### [Work instruction]
All lines of the material below that include the string "Finca" are to be copied.

** Information shown follows **

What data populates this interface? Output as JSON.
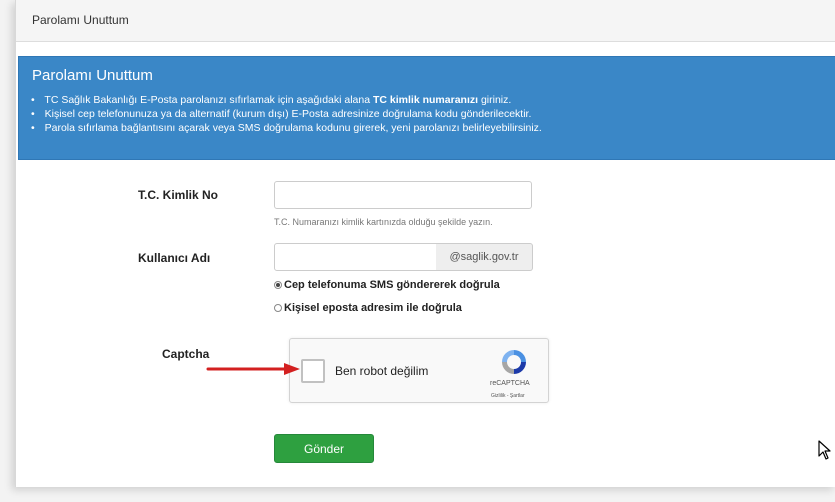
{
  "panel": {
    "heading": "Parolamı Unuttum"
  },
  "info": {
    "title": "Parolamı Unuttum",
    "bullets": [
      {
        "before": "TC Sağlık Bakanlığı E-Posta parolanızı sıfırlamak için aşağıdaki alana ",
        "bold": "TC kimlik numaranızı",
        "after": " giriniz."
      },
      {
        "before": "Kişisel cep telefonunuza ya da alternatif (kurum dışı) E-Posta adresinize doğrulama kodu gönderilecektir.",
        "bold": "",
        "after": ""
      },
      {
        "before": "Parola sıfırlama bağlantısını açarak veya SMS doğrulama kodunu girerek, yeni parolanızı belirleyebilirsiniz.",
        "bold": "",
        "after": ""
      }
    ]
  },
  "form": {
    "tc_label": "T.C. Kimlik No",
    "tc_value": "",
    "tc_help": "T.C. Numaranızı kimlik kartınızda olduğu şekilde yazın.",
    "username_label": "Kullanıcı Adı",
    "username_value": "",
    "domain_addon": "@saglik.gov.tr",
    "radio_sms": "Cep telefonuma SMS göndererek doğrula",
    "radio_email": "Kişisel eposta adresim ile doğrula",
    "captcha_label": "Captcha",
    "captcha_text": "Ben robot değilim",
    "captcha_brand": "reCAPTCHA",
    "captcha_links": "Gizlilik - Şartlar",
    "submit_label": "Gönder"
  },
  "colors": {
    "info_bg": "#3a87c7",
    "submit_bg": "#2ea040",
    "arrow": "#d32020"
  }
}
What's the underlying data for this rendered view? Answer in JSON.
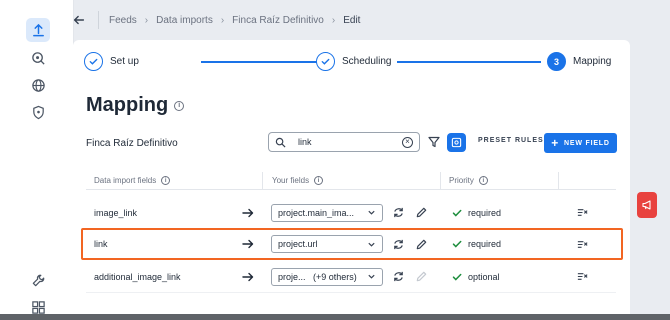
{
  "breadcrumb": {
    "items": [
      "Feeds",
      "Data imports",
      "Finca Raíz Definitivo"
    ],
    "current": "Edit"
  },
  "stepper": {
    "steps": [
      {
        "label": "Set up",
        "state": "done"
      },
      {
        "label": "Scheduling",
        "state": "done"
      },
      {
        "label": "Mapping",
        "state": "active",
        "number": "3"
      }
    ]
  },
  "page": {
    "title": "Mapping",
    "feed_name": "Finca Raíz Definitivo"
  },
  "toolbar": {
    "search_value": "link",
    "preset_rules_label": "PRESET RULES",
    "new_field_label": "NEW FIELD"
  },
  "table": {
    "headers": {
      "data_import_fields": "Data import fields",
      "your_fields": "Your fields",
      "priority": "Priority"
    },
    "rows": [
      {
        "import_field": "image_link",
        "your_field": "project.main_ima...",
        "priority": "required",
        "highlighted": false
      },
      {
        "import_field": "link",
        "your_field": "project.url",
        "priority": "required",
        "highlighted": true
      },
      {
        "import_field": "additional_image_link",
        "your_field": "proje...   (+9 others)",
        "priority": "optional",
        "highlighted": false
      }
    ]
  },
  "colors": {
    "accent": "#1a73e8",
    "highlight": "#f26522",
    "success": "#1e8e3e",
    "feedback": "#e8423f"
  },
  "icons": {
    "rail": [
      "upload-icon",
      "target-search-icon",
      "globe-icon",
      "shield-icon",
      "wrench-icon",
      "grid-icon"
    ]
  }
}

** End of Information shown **
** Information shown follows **

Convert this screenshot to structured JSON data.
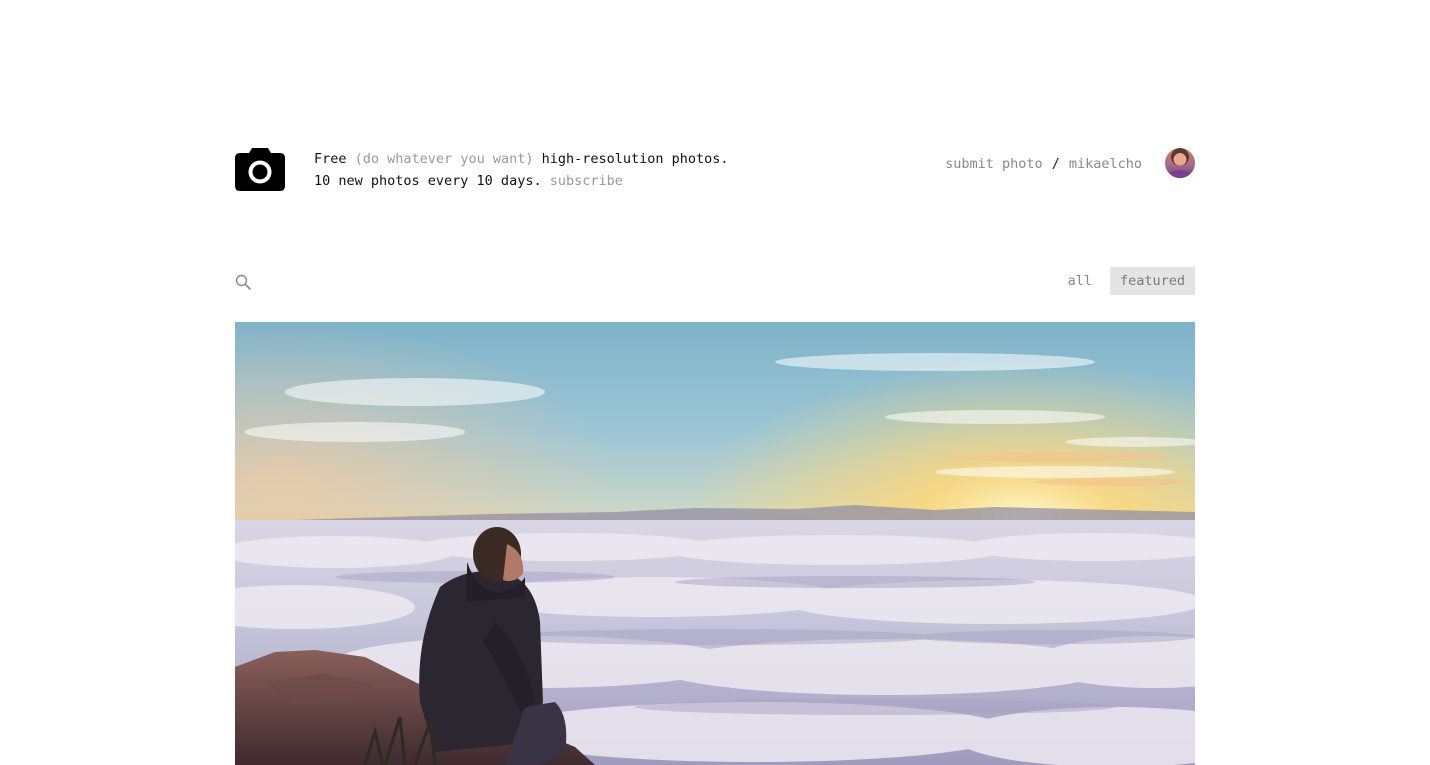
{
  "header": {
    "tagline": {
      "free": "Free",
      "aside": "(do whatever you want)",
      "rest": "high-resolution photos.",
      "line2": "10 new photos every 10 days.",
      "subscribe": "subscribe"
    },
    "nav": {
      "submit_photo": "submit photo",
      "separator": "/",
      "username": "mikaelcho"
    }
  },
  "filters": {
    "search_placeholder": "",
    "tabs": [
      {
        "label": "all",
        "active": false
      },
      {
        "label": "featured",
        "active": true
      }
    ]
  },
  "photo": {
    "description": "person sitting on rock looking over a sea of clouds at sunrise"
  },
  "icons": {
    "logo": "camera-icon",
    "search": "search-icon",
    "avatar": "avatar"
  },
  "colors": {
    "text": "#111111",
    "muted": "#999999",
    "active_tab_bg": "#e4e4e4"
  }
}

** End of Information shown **
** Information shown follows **

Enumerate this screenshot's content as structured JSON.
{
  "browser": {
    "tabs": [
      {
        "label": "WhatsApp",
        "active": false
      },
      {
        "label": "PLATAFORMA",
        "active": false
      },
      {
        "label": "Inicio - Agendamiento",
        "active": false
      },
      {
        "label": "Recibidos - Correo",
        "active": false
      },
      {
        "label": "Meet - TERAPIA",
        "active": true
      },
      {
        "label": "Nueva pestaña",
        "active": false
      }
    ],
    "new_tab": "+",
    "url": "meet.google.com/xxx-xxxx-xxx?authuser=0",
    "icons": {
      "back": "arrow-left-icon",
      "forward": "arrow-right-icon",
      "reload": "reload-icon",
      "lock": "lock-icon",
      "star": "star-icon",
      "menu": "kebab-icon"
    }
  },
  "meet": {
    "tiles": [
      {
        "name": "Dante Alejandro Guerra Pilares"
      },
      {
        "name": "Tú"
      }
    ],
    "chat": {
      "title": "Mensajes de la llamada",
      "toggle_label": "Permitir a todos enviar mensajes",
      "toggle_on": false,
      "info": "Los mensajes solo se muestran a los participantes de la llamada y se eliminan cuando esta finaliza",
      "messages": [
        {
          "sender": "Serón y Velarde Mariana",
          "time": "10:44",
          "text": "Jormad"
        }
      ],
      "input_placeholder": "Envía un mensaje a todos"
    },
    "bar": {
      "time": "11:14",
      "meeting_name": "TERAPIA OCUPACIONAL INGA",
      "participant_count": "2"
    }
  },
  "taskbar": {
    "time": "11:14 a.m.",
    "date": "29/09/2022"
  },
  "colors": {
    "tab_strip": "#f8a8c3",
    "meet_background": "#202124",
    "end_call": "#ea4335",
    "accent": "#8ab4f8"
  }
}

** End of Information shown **

### [Answer section]
      "Finca Raíz Definitivo"
    "feed_name": "Finca Raíz Definitivo"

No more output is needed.